This is more so in communities where some people are known to do that on their own or in groups. But these days, many of these roads or streets have been named after the rich who often leave these roads to go bad. One then wonders why they bothered to have the roads or streets named after them.

One would think that, having bought the roads or streets from the local government authorities, part of the deal should have been that such people should be maintaining such roads/streets. You cannot expect me to expend energy or resources fixing or patching my street if it bears someone’s name.

Since government has ceased to care about such local roads/streets, I thought it would have been easier and better for them to compel those seeking to have such named after them to be taking care of the roads/streets.

I don’t think anyone can complain too much if given such a proposition; after all, publicity comes at a premium. This will help the government in taking care of some of their responsibilities too and also satisfy those in those places whose streets or roads have been named after individuals. I really cannot see the reason why anyone will press for a street/road to be named after them only to expect others in the area to be maintaining them for them. It just doesn’t add up, I tell you.

Evacuation of Anambra students in Jos, good move by Obiano

I was mighty pleased when I read the arrangement by the Anambra State Government to evacuate students of Anambra origin from the University of Jos, following the crisis in the state which prompted the closure of the university.

The state government is partnering with a renowned transport company, GUO, to bring the students back home. That’s an appropriate way to respond to an emergency and shows a government that cares and is responsive.

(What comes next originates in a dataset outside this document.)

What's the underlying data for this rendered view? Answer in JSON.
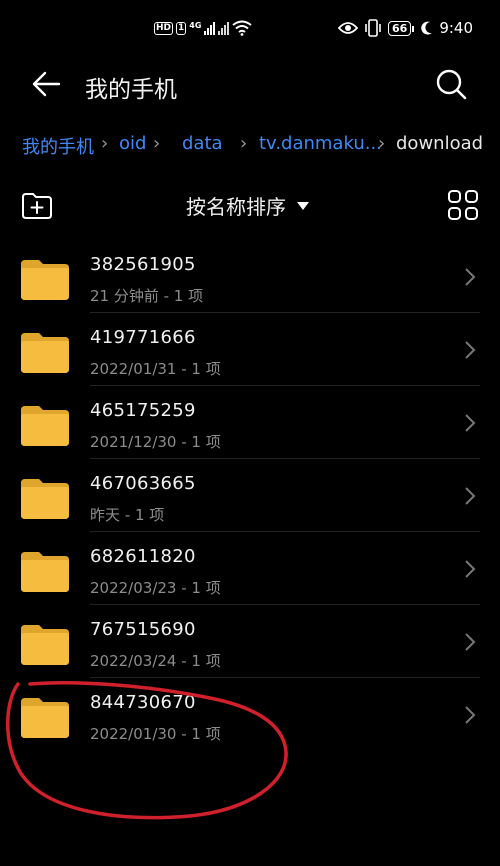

I give kudos to the state government for this initiative. It was well thought out indeed and I wish all the returning students a safe journey home.